*** Record extracts
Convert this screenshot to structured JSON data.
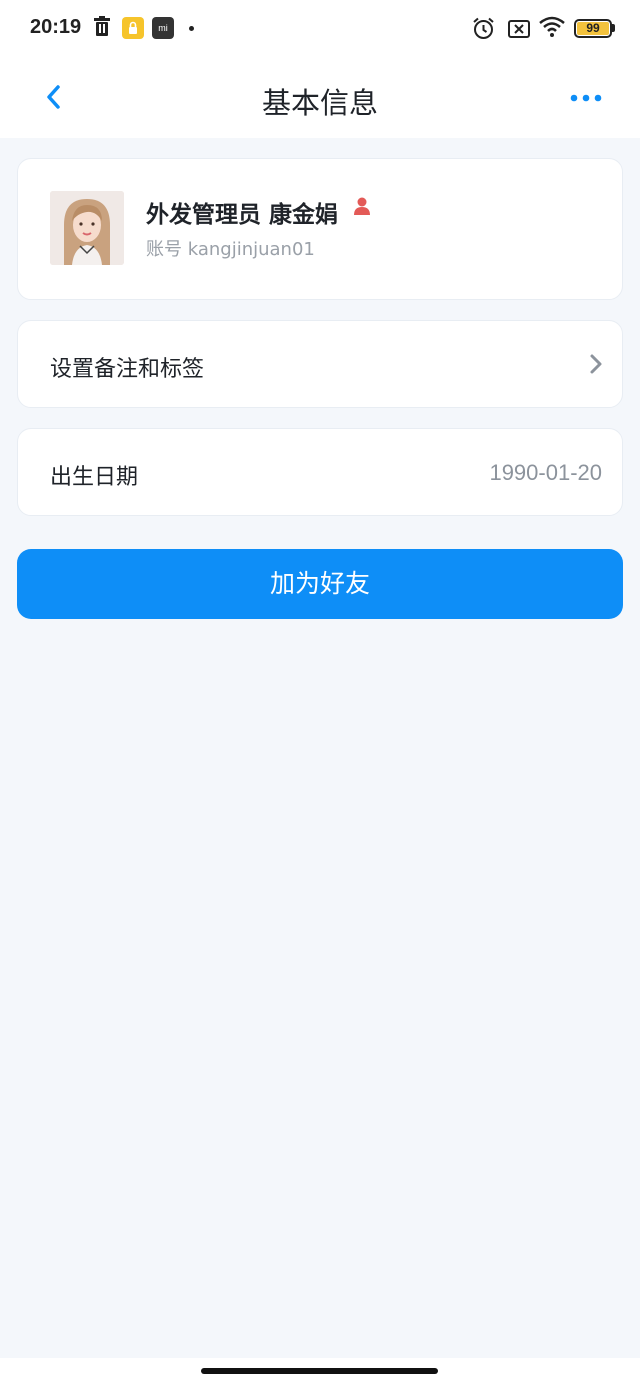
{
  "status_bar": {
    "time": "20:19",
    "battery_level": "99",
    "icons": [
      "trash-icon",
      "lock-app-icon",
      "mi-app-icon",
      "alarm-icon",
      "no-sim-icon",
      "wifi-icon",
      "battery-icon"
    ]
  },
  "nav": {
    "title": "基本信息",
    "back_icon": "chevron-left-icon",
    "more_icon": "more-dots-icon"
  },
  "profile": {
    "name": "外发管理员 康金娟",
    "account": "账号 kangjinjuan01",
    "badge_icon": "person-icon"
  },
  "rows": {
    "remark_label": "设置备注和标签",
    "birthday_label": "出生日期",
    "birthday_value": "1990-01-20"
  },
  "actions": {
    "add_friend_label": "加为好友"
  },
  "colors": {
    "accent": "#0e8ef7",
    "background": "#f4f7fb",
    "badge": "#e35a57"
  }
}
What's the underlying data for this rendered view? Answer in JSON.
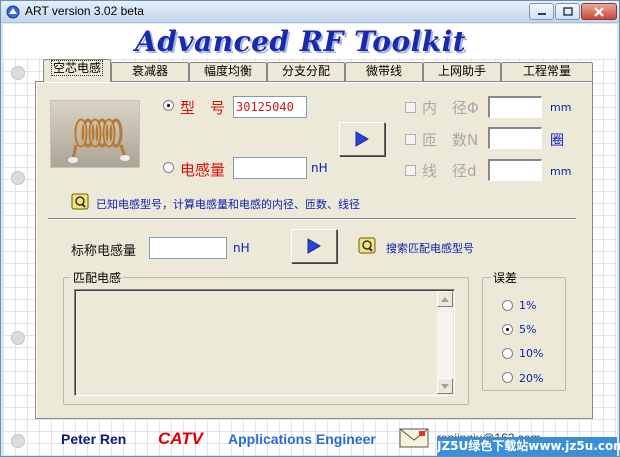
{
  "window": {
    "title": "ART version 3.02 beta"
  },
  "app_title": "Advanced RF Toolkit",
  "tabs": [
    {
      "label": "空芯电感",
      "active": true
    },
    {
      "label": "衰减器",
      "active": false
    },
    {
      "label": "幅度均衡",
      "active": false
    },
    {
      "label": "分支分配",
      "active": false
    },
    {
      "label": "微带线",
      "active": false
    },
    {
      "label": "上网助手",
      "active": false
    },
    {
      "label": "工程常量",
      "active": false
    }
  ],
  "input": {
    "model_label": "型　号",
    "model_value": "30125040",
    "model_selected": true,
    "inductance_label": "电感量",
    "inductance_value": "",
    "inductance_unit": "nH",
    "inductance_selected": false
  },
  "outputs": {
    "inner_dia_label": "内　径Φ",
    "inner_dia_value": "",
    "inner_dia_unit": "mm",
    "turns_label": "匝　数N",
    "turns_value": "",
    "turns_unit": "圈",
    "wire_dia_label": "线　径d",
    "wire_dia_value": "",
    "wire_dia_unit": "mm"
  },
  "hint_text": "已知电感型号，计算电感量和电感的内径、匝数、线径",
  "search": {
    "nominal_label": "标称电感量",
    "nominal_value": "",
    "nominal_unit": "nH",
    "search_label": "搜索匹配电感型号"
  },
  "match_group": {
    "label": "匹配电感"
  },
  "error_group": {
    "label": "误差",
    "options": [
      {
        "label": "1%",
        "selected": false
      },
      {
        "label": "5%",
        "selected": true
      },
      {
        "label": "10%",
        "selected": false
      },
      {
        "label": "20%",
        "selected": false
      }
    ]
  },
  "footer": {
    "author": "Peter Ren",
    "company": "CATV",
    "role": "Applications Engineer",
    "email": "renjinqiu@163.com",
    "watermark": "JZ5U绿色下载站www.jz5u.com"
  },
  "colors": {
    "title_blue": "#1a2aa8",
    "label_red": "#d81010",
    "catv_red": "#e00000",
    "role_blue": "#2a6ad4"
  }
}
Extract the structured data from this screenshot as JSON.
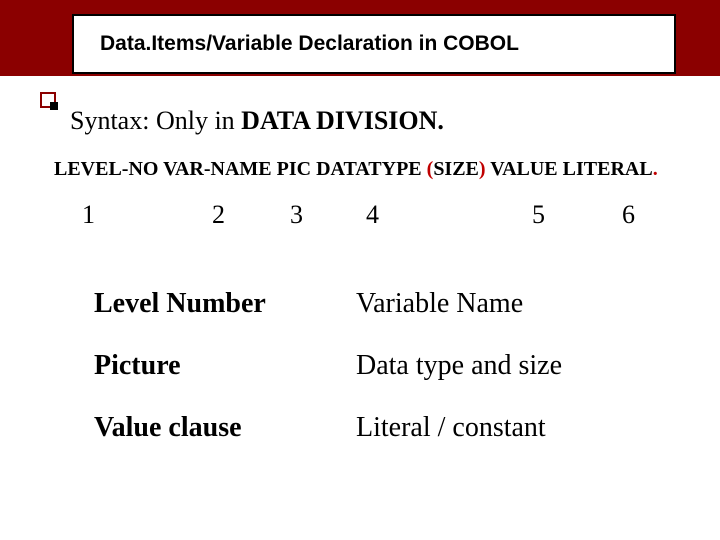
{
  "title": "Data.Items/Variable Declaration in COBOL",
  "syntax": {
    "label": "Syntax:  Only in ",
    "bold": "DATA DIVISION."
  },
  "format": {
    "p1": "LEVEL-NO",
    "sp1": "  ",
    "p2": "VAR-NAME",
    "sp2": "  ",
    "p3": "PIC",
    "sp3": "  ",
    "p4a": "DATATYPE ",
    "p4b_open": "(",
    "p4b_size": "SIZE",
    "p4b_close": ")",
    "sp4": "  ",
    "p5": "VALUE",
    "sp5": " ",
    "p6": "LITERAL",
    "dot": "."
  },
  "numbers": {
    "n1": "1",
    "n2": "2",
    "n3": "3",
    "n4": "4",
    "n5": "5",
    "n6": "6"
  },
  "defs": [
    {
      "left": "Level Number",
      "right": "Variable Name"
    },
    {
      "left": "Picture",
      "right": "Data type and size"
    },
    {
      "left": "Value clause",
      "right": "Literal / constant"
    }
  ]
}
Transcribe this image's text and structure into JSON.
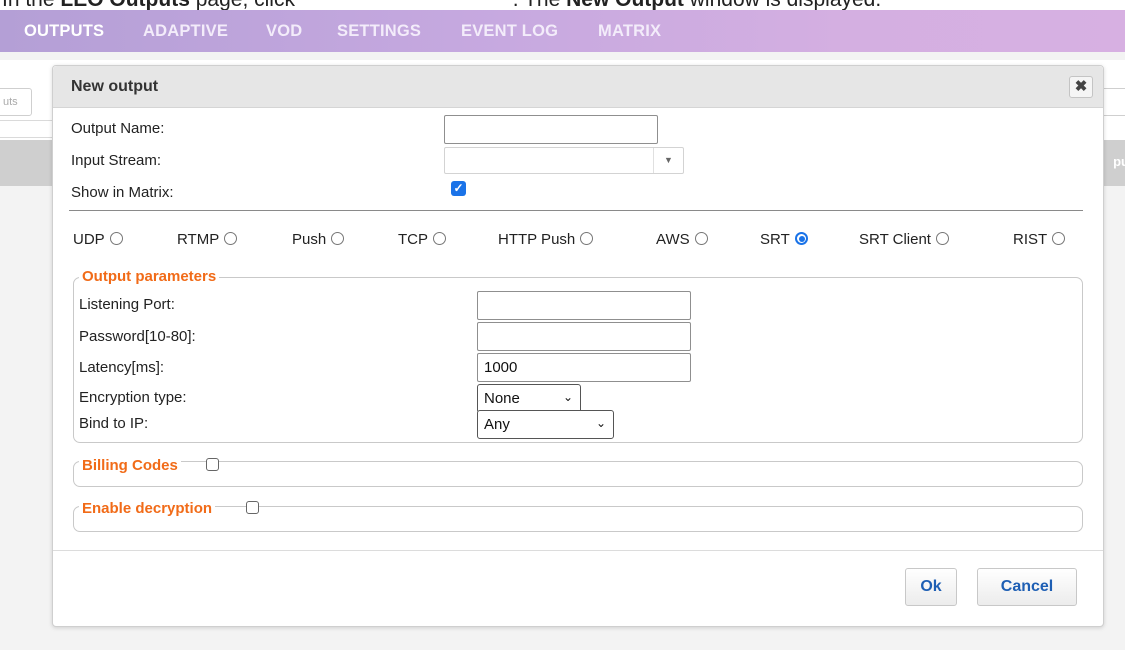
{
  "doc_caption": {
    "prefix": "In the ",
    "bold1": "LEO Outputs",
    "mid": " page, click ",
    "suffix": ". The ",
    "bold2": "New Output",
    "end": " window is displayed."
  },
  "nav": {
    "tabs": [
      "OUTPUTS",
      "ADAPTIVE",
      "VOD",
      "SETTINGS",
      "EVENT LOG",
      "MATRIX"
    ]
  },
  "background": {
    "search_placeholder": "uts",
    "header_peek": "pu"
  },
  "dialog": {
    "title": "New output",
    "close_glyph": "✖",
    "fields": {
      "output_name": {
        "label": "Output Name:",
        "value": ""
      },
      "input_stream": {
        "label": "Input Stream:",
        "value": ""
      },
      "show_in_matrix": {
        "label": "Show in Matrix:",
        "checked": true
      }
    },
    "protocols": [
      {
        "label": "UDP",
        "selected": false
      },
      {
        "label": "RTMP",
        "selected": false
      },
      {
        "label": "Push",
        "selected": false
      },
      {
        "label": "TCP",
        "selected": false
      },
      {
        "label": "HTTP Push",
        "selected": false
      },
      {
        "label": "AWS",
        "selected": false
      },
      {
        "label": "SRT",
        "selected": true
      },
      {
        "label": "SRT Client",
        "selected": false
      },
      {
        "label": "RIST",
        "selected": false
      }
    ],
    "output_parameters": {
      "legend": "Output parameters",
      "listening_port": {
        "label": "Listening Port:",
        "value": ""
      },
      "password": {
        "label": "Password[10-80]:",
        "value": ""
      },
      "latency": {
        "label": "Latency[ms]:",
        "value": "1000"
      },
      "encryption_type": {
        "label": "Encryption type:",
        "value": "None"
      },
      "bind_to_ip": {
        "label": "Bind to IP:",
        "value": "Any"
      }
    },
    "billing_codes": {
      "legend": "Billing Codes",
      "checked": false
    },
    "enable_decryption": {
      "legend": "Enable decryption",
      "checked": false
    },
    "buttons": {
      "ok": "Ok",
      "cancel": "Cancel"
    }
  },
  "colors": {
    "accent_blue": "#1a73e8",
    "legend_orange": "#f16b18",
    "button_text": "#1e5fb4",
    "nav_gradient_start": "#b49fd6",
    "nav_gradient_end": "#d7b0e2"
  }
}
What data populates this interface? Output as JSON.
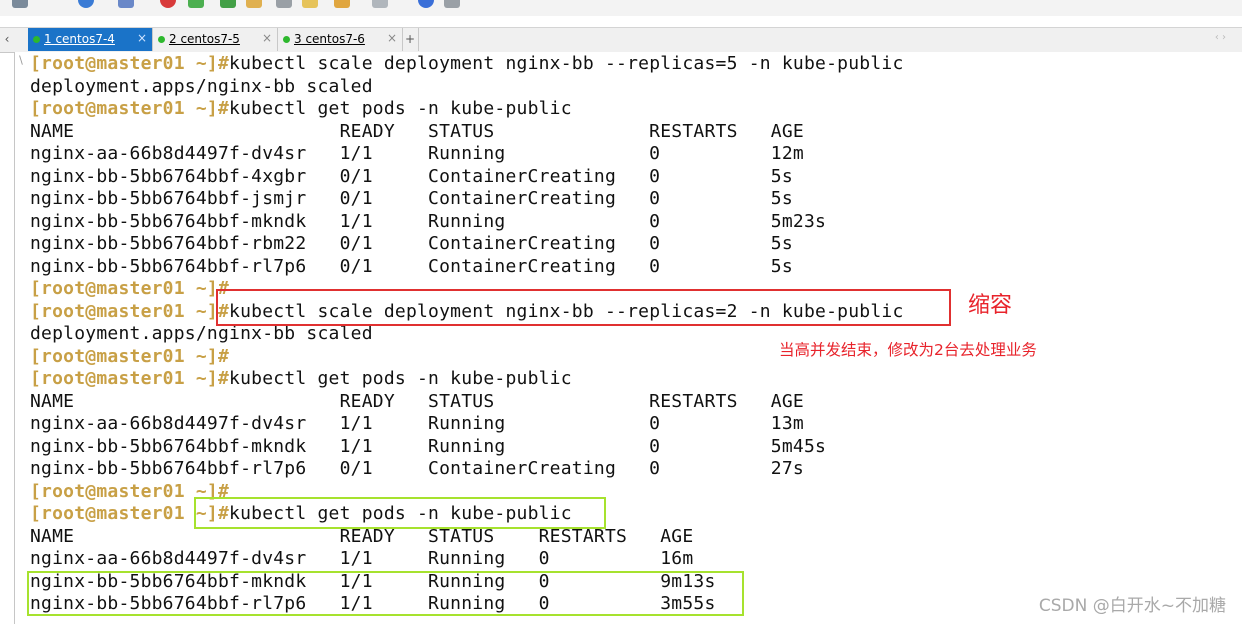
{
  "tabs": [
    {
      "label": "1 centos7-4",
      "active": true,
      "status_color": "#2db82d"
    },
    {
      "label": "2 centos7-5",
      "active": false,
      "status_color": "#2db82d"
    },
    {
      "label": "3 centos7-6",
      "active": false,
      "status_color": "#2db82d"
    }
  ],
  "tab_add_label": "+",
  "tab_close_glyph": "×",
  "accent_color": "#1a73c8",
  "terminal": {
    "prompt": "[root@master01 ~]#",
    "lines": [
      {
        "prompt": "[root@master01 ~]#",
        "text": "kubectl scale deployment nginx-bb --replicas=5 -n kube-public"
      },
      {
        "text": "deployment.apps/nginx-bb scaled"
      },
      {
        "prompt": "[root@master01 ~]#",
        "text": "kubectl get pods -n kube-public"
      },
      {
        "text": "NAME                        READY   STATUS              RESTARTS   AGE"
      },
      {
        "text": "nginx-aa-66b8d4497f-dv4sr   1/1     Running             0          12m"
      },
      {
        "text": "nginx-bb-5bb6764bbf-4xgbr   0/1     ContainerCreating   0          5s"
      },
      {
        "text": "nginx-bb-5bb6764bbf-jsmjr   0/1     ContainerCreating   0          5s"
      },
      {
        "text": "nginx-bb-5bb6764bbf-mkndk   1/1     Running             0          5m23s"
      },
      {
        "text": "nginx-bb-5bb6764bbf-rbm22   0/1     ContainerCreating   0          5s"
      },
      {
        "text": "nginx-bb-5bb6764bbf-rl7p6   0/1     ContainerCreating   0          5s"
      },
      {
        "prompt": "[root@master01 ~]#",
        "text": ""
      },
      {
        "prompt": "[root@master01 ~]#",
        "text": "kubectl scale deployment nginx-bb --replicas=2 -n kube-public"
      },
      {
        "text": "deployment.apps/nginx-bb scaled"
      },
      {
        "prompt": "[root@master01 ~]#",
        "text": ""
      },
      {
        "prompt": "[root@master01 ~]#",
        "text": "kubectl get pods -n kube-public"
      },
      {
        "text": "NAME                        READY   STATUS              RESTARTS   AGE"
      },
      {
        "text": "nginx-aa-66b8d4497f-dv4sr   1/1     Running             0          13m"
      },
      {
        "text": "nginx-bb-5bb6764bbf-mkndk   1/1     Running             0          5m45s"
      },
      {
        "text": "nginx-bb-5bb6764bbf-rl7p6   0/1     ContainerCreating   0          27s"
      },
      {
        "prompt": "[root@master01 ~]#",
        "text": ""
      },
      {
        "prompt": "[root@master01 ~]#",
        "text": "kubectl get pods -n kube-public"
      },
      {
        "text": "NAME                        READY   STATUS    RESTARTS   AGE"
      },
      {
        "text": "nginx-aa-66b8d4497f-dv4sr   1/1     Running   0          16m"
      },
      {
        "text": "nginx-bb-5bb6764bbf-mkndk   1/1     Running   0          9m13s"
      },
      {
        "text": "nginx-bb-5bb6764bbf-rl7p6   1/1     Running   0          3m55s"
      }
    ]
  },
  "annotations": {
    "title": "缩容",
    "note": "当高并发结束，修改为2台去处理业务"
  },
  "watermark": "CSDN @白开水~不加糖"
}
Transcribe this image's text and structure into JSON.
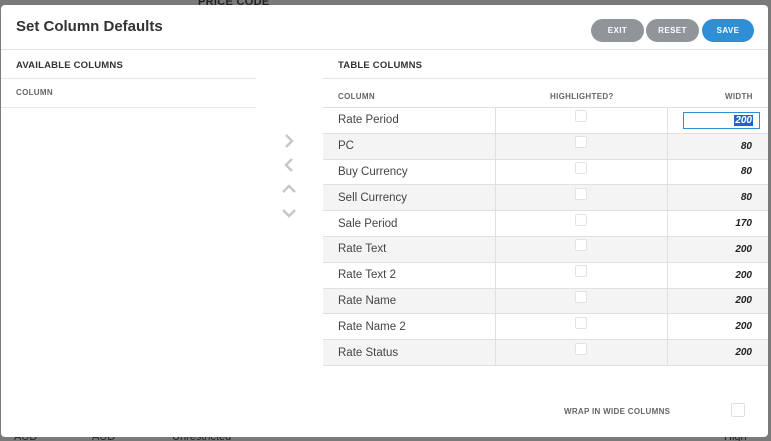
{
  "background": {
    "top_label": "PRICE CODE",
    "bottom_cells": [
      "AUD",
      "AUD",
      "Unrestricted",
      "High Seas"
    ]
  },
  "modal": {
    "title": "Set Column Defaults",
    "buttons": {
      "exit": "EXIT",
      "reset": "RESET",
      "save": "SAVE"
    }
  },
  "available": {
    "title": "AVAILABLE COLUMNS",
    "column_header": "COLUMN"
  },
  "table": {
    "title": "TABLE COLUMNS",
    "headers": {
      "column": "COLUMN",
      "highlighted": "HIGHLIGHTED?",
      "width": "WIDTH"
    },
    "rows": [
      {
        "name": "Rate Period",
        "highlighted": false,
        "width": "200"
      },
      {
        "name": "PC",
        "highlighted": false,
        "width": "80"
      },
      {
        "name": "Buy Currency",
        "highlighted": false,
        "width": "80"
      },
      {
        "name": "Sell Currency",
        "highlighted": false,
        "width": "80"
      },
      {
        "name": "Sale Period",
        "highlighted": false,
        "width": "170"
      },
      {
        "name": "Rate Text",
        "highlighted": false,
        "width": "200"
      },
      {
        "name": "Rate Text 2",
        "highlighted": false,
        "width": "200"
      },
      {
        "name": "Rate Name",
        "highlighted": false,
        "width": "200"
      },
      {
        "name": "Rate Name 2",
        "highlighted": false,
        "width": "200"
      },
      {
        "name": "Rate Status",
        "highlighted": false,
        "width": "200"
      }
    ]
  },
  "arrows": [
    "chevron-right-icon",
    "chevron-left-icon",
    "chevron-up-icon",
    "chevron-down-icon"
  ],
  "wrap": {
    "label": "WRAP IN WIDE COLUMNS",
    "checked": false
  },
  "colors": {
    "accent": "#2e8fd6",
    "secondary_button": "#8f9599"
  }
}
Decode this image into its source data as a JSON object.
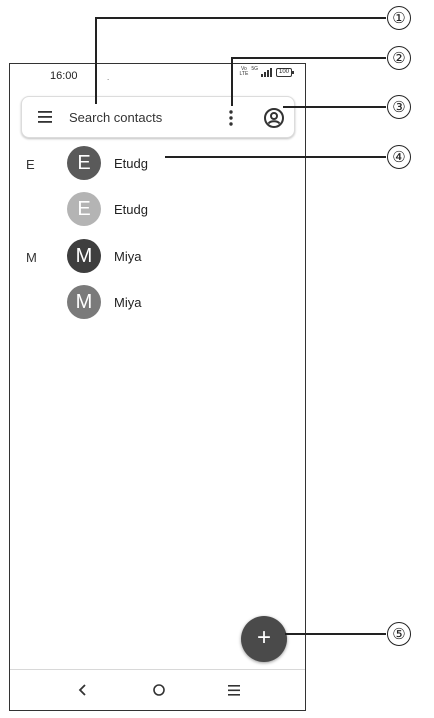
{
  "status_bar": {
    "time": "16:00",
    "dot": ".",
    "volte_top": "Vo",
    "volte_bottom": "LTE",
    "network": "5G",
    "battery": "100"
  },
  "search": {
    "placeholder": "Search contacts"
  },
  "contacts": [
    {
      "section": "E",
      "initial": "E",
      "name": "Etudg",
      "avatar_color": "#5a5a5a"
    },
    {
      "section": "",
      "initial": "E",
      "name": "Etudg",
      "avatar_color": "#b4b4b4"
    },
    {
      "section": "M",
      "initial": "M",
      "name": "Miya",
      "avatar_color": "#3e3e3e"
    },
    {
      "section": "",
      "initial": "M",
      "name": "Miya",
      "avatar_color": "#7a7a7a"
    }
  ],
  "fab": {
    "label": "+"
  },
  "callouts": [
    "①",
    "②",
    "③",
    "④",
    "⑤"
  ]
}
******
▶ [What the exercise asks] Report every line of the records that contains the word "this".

▶ [Answer box]
Convert this screenshot to structured JSON data.
What's the underlying data for this rendered view? Answer in JSON.
Extract the structured data from this screenshot as JSON.
Transcribe this image's text and structure into JSON.
What data populates this interface? Output as JSON.
Transcribe this image's text and structure into JSON.
Decode this image into its source data as a JSON object.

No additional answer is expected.